Al-Marri's case is identical in most material respects legally to the more famous case of Jose Padilla, except that Padilla was a U.S. citizen, while Al-Marri was a legal alien. This makes the 4th Circuit's 2-1 ruling today holding that Al-Marri's detention as an enemy combatant is illegal very significant. Al-Marri is the only person publicly known to be held within the boundaries of the United States as an enemy combatant today.
The ruling holds that the Military Commissions Act of 2006 does not apply to Al-Marri, distinguishing a D.C. Circuit ruling that held that the act stripped courts of jurisdiction over detainees at Guantanamo Bay, basically on the grounds that Al-Marri was not provided with a combat status review tribunal review (and with a heavy hand in favor of Al-Marri to construe the statute in a manner that avoided a constitutional question).
It distinguished the Hamdi and Padilla cases from Al-Marri's case largely on the grounds that both Mr. Hamdi and Mr. Padilla were alleged to have taken up arms in Afghanistan, while Al-Marri was not alleged to have done so. In short, the core holding of the Al-Marri case is that civilians who coordinate with or support an enemy do not by doing so make themselves enemy combatants, even though they may have violated crimes applicable to civilians. Thus, the Civil War case Milligan, rather than Hamdi or Padilla or the World War II cases that underlie the governments case applies.
The ruling for Al-Marri is still narrow. It does not presume to look beyond the government's stated reasons for detaining a person, and does not address whether the courts can be deprived of jurisdiction in similar cases where a Combat Status Review Tribunal is convened by the government for someone detained in the United States (although even the D.C. Circuit holding validating the Military Commissions Act of 2006 ruled on a basis that would imply that in those circumstances that the Military Commissions Act of 2006 would be unconstitutional).
The United States Court of Appeals for the Fourth Circuit is a conservative venue and had the Padilla case on the books. It could easily have caved in the Al-Marri case as well, most easily on jurisdictional grounds. But, instead, it said that enough was enough.
In the end, the 4th Circuit orders the government is directed to release Al-Marri from military custody within "a reasonable period of time." It may release him entirely, charge him with a crime, commence proceedings to deport him, hold him as a material witness, or hold him for a limited period of time under the Patriot Act. This is less of an option that the Court's ruling would suggest, however. For the charges upon which Al-Marri was originally held, there are serious speedy trial, statute of limitations and time served issues. Should Al-Marri face new charges, there are issues of the taint the evidence against him may have of coercion used in obtaining evidence. Showing that Al-Marri is held in good faith as a material witness is difficult at this point, as he has been out of action for four years making his knowledge stale. And, Patriot Act detention is indeed for a limited period of time.
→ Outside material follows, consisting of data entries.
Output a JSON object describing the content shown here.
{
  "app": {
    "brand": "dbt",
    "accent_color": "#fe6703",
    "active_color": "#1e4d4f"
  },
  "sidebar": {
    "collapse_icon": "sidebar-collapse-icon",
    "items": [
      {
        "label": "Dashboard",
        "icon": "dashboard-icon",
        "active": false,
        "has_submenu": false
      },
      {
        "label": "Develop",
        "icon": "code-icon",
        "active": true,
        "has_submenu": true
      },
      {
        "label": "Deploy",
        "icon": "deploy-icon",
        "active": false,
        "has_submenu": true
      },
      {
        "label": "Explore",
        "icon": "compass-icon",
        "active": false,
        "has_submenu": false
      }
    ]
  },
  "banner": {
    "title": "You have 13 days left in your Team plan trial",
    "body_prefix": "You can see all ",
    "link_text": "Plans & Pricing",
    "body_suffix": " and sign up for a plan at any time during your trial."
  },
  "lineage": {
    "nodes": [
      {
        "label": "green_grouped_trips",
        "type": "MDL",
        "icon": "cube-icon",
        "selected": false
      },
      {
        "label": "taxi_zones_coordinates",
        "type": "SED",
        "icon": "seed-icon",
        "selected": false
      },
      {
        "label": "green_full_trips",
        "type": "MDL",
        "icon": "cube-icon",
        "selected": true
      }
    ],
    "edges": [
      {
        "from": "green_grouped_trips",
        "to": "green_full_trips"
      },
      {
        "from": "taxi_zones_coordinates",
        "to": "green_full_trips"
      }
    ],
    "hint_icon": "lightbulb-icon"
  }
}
Deportation of Al-Marri to Qatar is probably the most attractive option for the Government if it loses in the U.S. Supreme Court.
The dissent simply finds that the jurisdiction stripping provisions of the Military Commission Act of 2006 is unconstitutional in this case. But, the dissent finds that the enemy combatant designation was proper. The dissent finds that an allegation that someone is a sleeper agent sabateur is good enough.
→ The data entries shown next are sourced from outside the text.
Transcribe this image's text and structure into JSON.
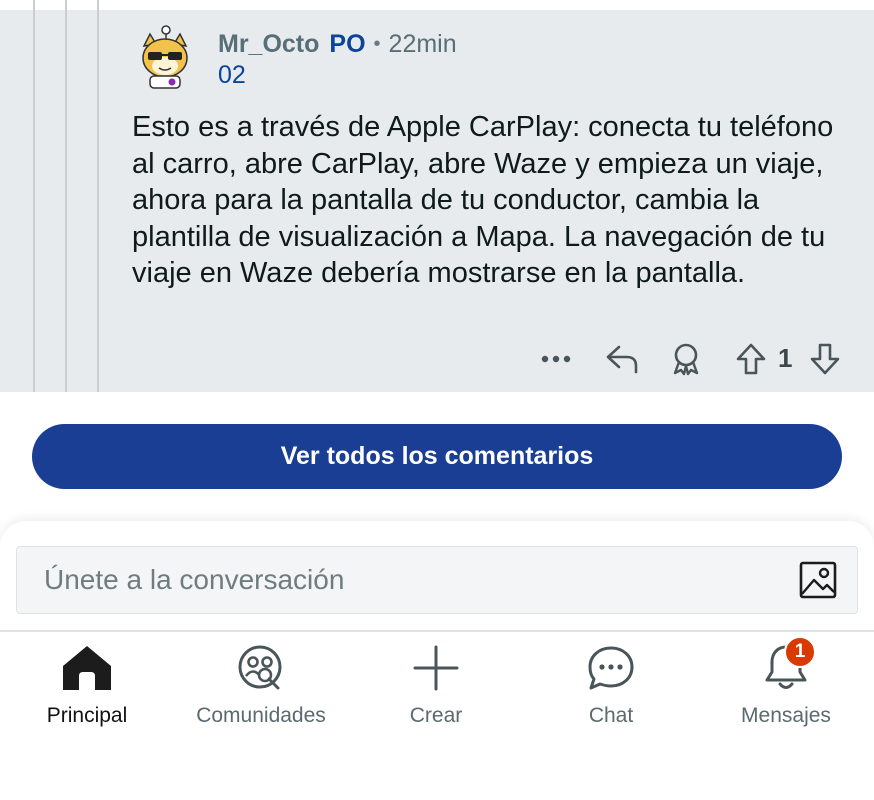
{
  "comment": {
    "author": "Mr_Octo",
    "op_badge": "PO",
    "separator": "•",
    "time": "22min",
    "flair": "02",
    "body": "Esto es a través de Apple CarPlay: conecta tu teléfono al carro, abre CarPlay, abre Waze y empieza un viaje, ahora para la pantalla de tu conductor, cambia la plantilla de visualización a Mapa. La navegación de tu viaje en Waze debería mostrarse en la pantalla.",
    "vote_count": "1",
    "icons": [
      "more-icon",
      "reply-icon",
      "award-icon",
      "upvote-icon",
      "downvote-icon"
    ]
  },
  "view_all": {
    "label": "Ver todos los comentarios"
  },
  "composer": {
    "placeholder": "Únete a la conversación",
    "icon": "image-icon"
  },
  "nav": {
    "items": [
      {
        "label": "Principal",
        "icon": "home-icon",
        "active": true
      },
      {
        "label": "Comunidades",
        "icon": "communities-icon"
      },
      {
        "label": "Crear",
        "icon": "plus-icon"
      },
      {
        "label": "Chat",
        "icon": "chat-icon"
      },
      {
        "label": "Mensajes",
        "icon": "bell-icon",
        "badge": "1"
      }
    ]
  },
  "colors": {
    "comment_bg": "#e7ebee",
    "primary_button": "#1a3e93",
    "op_blue": "#0a449b",
    "badge_red": "#d93a00"
  }
}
An appeal to the U.S. Supreme Court is almost certain (eventually). How it will treat this case is not. Also, the Bush Administration may, as it did in the Padilla case, look for a way to moot this case before it reaches the U.S. Supreme Court as a form of damage control. It probably believed it was going to win this case, or it likely would have done so before a precedential opinion was issued in this case.
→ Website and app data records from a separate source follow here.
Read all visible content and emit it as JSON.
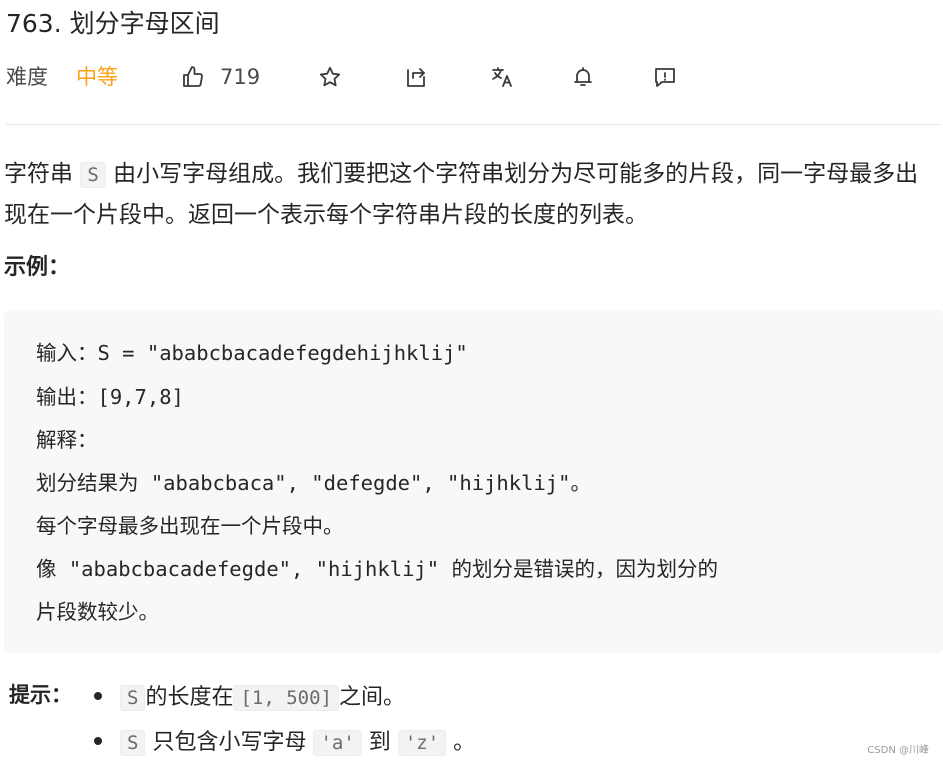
{
  "problem": {
    "title": "763. 划分字母区间",
    "difficulty_label": "难度",
    "difficulty": "中等",
    "likes": "719",
    "icons": [
      "thumbs-up-icon",
      "star-icon",
      "share-icon",
      "translate-icon",
      "bell-icon",
      "feedback-icon"
    ]
  },
  "description": {
    "part1": "字符串 ",
    "var_s": "S",
    "part2": " 由小写字母组成。我们要把这个字符串划分为尽可能多的片段，同一字母最多出现在一个片段中。返回一个表示每个字符串片段的长度的列表。"
  },
  "example": {
    "heading": "示例：",
    "lines": [
      "输入：S = \"ababcbacadefegdehijhklij\"",
      "输出：[9,7,8]",
      "解释：",
      "划分结果为 \"ababcbaca\", \"defegde\", \"hijhklij\"。",
      "每个字母最多出现在一个片段中。",
      "像 \"ababcbacadefegde\", \"hijhklij\" 的划分是错误的，因为划分的",
      "片段数较少。"
    ]
  },
  "hints": {
    "label": "提示：",
    "item1": {
      "code1": "S",
      "text1": "的长度在",
      "code2": "[1, 500]",
      "text2": "之间。"
    },
    "item2": {
      "code1": "S",
      "text1": "只包含小写字母",
      "code2": "'a'",
      "text2": "到",
      "code3": "'z'",
      "text3": "。"
    }
  },
  "watermark": "CSDN @川峰",
  "colors": {
    "difficulty_medium": "#ffa116",
    "code_bg": "#f2f3f4",
    "example_bg": "#f7f8fa"
  }
}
Update: SCOTUS Blog reports a request for en banc review in the 4th Circuit by the government, which apparently sees this as more friendly forum than SCOTUS apparently.